**Data excerpts**

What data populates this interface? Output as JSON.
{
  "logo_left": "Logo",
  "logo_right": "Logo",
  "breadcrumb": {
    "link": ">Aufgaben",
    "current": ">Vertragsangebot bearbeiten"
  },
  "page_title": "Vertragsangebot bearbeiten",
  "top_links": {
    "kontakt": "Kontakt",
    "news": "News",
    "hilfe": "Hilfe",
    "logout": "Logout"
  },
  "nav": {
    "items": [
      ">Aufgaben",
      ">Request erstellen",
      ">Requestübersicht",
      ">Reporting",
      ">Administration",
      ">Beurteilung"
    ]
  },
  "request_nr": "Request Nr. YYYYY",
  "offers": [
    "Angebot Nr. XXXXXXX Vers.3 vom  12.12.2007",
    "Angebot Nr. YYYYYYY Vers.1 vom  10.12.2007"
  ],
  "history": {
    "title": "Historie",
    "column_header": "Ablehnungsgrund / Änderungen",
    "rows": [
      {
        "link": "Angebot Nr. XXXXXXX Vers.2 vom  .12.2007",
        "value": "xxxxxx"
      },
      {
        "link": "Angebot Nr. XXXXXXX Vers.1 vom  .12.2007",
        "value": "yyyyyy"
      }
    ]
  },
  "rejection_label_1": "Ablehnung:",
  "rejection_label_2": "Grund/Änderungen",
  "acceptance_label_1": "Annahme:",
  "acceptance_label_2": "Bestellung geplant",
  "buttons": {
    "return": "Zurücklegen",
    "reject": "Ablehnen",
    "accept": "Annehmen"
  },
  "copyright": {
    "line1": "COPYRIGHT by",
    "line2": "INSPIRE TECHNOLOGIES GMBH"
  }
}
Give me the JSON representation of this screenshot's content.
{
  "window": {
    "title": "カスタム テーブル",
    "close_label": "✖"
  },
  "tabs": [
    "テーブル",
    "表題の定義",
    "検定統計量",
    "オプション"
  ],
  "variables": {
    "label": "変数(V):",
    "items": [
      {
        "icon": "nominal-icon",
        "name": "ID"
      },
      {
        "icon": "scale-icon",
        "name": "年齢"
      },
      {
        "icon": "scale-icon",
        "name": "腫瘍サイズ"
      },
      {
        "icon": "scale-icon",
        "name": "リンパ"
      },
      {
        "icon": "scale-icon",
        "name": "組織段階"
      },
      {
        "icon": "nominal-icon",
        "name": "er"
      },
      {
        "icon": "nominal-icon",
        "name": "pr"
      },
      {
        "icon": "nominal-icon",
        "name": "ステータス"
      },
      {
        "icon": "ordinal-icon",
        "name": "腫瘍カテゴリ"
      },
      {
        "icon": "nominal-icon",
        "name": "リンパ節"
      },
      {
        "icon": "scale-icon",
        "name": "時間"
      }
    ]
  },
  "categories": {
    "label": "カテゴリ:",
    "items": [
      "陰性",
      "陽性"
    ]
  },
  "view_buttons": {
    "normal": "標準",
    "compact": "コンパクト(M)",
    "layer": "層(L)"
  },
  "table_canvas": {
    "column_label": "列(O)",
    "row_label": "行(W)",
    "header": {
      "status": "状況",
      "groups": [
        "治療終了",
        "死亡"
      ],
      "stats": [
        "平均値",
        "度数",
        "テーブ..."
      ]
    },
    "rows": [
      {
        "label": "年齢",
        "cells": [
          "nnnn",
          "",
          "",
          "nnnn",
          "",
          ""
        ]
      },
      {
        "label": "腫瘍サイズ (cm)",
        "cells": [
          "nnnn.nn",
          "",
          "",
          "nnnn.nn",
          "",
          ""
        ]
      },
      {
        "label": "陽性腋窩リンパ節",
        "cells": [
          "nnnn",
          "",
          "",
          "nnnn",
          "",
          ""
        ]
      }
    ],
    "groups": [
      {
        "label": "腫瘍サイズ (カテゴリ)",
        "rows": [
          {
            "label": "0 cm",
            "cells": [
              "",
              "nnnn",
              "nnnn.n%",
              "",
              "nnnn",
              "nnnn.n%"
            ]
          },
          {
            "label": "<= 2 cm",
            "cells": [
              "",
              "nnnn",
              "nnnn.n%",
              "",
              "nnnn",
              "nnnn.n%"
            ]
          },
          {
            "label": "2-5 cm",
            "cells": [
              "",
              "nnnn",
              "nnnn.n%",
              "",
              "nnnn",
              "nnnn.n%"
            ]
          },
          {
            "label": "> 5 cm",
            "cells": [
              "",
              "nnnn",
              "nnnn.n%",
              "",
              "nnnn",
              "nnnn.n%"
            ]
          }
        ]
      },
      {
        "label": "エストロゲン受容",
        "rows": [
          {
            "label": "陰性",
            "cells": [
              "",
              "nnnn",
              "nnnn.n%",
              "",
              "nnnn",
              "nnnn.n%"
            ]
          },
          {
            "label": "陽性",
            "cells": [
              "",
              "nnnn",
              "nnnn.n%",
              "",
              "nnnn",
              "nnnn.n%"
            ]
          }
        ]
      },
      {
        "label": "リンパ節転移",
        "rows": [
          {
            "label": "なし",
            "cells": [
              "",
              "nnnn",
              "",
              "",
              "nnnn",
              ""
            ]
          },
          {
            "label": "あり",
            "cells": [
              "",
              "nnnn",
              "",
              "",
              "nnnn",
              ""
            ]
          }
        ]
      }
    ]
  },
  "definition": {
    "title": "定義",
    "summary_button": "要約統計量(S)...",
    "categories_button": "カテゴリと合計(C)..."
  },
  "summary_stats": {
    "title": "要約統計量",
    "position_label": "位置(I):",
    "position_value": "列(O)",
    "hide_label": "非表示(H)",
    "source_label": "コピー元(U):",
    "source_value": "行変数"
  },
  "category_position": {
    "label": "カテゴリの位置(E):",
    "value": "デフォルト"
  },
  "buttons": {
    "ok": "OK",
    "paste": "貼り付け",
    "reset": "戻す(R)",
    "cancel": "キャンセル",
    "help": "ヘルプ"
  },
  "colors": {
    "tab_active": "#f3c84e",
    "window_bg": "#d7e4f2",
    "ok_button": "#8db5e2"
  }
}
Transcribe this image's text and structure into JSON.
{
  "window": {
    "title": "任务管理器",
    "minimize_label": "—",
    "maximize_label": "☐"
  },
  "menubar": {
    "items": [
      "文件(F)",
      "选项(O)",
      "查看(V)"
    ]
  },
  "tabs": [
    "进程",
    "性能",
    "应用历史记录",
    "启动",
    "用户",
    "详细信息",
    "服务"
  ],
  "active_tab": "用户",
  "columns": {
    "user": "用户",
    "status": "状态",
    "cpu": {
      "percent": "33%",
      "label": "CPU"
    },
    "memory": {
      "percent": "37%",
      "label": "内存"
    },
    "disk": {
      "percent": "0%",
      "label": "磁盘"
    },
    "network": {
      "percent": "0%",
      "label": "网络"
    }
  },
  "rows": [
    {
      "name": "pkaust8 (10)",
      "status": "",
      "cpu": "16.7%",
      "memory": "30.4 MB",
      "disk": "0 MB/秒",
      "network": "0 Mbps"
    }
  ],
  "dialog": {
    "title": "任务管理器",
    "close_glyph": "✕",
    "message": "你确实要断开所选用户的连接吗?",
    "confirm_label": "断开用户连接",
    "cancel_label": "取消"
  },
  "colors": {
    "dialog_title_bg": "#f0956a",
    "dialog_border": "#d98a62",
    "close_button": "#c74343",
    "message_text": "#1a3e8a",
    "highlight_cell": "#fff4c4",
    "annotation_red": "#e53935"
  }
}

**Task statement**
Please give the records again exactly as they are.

**Exercise answer**
What data populates this interface? Output as JSON.
{
  "logo_left": "Logo",
  "logo_right": "Logo",
  "breadcrumb": {
    "link": ">Aufgaben",
    "current": ">Vertragsangebot bearbeiten"
  },
  "page_title": "Vertragsangebot bearbeiten",
  "top_links": {
    "kontakt": "Kontakt",
    "news": "News",
    "hilfe": "Hilfe",
    "logout": "Logout"
  },
  "nav": {
    "items": [
      ">Aufgaben",
      ">Request erstellen",
      ">Requestübersicht",
      ">Reporting",
      ">Administration",
      ">Beurteilung"
    ]
  },
  "request_nr": "Request Nr. YYYYY",
  "offers": [
    "Angebot Nr. XXXXXXX Vers.3 vom  12.12.2007",
    "Angebot Nr. YYYYYYY Vers.1 vom  10.12.2007"
  ],
  "history": {
    "title": "Historie",
    "column_header": "Ablehnungsgrund / Änderungen",
    "rows": [
      {
        "link": "Angebot Nr. XXXXXXX Vers.2 vom  .12.2007",
        "value": "xxxxxx"
      },
      {
        "link": "Angebot Nr. XXXXXXX Vers.1 vom  .12.2007",
        "value": "yyyyyy"
      }
    ]
  },
  "rejection_label_1": "Ablehnung:",
  "rejection_label_2": "Grund/Änderungen",
  "acceptance_label_1": "Annahme:",
  "acceptance_label_2": "Bestellung geplant",
  "buttons": {
    "return": "Zurücklegen",
    "reject": "Ablehnen",
    "accept": "Annehmen"
  },
  "copyright": {
    "line1": "COPYRIGHT by",
    "line2": "INSPIRE TECHNOLOGIES GMBH"
  }
}
Give me the JSON representation of this screenshot's content.
{
  "window": {
    "title": "カスタム テーブル",
    "close_label": "✖"
  },
  "tabs": [
    "テーブル",
    "表題の定義",
    "検定統計量",
    "オプション"
  ],
  "variables": {
    "label": "変数(V):",
    "items": [
      {
        "icon": "nominal-icon",
        "name": "ID"
      },
      {
        "icon": "scale-icon",
        "name": "年齢"
      },
      {
        "icon": "scale-icon",
        "name": "腫瘍サイズ"
      },
      {
        "icon": "scale-icon",
        "name": "リンパ"
      },
      {
        "icon": "scale-icon",
        "name": "組織段階"
      },
      {
        "icon": "nominal-icon",
        "name": "er"
      },
      {
        "icon": "nominal-icon",
        "name": "pr"
      },
      {
        "icon": "nominal-icon",
        "name": "ステータス"
      },
      {
        "icon": "ordinal-icon",
        "name": "腫瘍カテゴリ"
      },
      {
        "icon": "nominal-icon",
        "name": "リンパ節"
      },
      {
        "icon": "scale-icon",
        "name": "時間"
      }
    ]
  },
  "categories": {
    "label": "カテゴリ:",
    "items": [
      "陰性",
      "陽性"
    ]
  },
  "view_buttons": {
    "normal": "標準",
    "compact": "コンパクト(M)",
    "layer": "層(L)"
  },
  "table_canvas": {
    "column_label": "列(O)",
    "row_label": "行(W)",
    "header": {
      "status": "状況",
      "groups": [
        "治療終了",
        "死亡"
      ],
      "stats": [
        "平均値",
        "度数",
        "テーブ..."
      ]
    },
    "rows": [
      {
        "label": "年齢",
        "cells": [
          "nnnn",
          "",
          "",
          "nnnn",
          "",
          ""
        ]
      },
      {
        "label": "腫瘍サイズ (cm)",
        "cells": [
          "nnnn.nn",
          "",
          "",
          "nnnn.nn",
          "",
          ""
        ]
      },
      {
        "label": "陽性腋窩リンパ節",
        "cells": [
          "nnnn",
          "",
          "",
          "nnnn",
          "",
          ""
        ]
      }
    ],
    "groups": [
      {
        "label": "腫瘍サイズ (カテゴリ)",
        "rows": [
          {
            "label": "0 cm",
            "cells": [
              "",
              "nnnn",
              "nnnn.n%",
              "",
              "nnnn",
              "nnnn.n%"
            ]
          },
          {
            "label": "<= 2 cm",
            "cells": [
              "",
              "nnnn",
              "nnnn.n%",
              "",
              "nnnn",
              "nnnn.n%"
            ]
          },
          {
            "label": "2-5 cm",
            "cells": [
              "",
              "nnnn",
              "nnnn.n%",
              "",
              "nnnn",
              "nnnn.n%"
            ]
          },
          {
            "label": "> 5 cm",
            "cells": [
              "",
              "nnnn",
              "nnnn.n%",
              "",
              "nnnn",
              "nnnn.n%"
            ]
          }
        ]
      },
      {
        "label": "エストロゲン受容",
        "rows": [
          {
            "label": "陰性",
            "cells": [
              "",
              "nnnn",
              "nnnn.n%",
              "",
              "nnnn",
              "nnnn.n%"
            ]
          },
          {
            "label": "陽性",
            "cells": [
              "",
              "nnnn",
              "nnnn.n%",
              "",
              "nnnn",
              "nnnn.n%"
            ]
          }
        ]
      },
      {
        "label": "リンパ節転移",
        "rows": [
          {
            "label": "なし",
            "cells": [
              "",
              "nnnn",
              "",
              "",
              "nnnn",
              ""
            ]
          },
          {
            "label": "あり",
            "cells": [
              "",
              "nnnn",
              "",
              "",
              "nnnn",
              ""
            ]
          }
        ]
      }
    ]
  },
  "definition": {
    "title": "定義",
    "summary_button": "要約統計量(S)...",
    "categories_button": "カテゴリと合計(C)..."
  },
  "summary_stats": {
    "title": "要約統計量",
    "position_label": "位置(I):",
    "position_value": "列(O)",
    "hide_label": "非表示(H)",
    "source_label": "コピー元(U):",
    "source_value": "行変数"
  },
  "category_position": {
    "label": "カテゴリの位置(E):",
    "value": "デフォルト"
  },
  "buttons": {
    "ok": "OK",
    "paste": "貼り付け",
    "reset": "戻す(R)",
    "cancel": "キャンセル",
    "help": "ヘルプ"
  },
  "colors": {
    "tab_active": "#f3c84e",
    "window_bg": "#d7e4f2",
    "ok_button": "#8db5e2"
  }
}
Transcribe this image's text and structure into JSON.
{
  "window": {
    "title": "任务管理器",
    "minimize_label": "—",
    "maximize_label": "☐"
  },
  "menubar": {
    "items": [
      "文件(F)",
      "选项(O)",
      "查看(V)"
    ]
  },
  "tabs": [
    "进程",
    "性能",
    "应用历史记录",
    "启动",
    "用户",
    "详细信息",
    "服务"
  ],
  "active_tab": "用户",
  "columns": {
    "user": "用户",
    "status": "状态",
    "cpu": {
      "percent": "33%",
      "label": "CPU"
    },
    "memory": {
      "percent": "37%",
      "label": "内存"
    },
    "disk": {
      "percent": "0%",
      "label": "磁盘"
    },
    "network": {
      "percent": "0%",
      "label": "网络"
    }
  },
  "rows": [
    {
      "name": "pkaust8 (10)",
      "status": "",
      "cpu": "16.7%",
      "memory": "30.4 MB",
      "disk": "0 MB/秒",
      "network": "0 Mbps"
    }
  ],
  "dialog": {
    "title": "任务管理器",
    "close_glyph": "✕",
    "message": "你确实要断开所选用户的连接吗?",
    "confirm_label": "断开用户连接",
    "cancel_label": "取消"
  },
  "colors": {
    "dialog_title_bg": "#f0956a",
    "dialog_border": "#d98a62",
    "close_button": "#c74343",
    "message_text": "#1a3e8a",
    "highlight_cell": "#fff4c4",
    "annotation_red": "#e53935"
  }
}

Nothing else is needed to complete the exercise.